> Work required: In the records, find each line where "structured" occurs, and copy it.
----------------
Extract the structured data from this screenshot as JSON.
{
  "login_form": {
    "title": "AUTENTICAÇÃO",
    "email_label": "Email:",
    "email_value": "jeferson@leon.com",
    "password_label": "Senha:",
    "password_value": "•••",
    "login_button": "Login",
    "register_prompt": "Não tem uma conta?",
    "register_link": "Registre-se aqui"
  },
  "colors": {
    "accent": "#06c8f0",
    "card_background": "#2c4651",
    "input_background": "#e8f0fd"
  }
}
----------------
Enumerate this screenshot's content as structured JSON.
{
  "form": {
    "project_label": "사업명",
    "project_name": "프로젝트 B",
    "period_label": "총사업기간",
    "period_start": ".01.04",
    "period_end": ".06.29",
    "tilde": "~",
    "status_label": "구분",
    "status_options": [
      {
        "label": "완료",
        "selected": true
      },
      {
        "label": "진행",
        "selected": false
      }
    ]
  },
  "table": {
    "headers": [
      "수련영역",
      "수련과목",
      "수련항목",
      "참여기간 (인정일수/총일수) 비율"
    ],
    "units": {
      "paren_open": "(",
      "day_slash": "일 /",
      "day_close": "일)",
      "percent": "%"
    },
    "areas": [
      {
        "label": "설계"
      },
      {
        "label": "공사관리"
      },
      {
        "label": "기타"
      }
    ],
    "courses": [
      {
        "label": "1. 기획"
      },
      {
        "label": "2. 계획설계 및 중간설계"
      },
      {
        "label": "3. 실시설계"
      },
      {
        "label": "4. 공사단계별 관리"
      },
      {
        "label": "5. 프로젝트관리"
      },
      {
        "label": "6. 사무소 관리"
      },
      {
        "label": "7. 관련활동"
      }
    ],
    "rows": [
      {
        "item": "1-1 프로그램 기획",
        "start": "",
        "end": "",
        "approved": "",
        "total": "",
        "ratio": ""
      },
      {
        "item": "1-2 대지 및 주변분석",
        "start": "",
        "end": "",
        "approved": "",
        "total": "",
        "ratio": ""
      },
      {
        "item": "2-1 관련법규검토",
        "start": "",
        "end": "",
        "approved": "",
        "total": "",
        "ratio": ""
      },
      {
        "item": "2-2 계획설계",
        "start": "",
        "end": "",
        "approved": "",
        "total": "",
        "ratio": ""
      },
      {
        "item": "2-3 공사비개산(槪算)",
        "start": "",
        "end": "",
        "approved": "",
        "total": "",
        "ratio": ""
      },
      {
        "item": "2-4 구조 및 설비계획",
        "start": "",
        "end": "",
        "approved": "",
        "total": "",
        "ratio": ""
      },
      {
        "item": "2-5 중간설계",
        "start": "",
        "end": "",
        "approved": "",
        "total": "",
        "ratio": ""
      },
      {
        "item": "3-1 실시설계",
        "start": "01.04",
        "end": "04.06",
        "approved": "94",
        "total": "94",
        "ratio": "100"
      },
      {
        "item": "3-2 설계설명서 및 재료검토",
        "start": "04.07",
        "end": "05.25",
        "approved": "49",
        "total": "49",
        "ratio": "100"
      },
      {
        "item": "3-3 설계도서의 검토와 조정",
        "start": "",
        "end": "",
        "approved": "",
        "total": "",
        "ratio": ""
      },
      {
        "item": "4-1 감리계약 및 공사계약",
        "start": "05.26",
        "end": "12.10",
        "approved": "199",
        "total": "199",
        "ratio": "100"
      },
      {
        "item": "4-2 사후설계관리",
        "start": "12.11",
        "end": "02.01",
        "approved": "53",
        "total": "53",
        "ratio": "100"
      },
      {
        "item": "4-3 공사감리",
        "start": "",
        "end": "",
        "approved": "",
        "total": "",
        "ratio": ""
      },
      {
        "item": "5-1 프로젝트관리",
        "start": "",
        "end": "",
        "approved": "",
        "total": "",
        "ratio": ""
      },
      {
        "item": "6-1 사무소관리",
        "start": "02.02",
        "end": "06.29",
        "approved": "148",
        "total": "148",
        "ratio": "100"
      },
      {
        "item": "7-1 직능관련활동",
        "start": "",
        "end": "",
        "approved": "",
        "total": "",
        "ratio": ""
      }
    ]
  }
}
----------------
> Exercise response:
Extract the structured data from this screenshot as JSON.
Enumerate this screenshot's content as structured JSON.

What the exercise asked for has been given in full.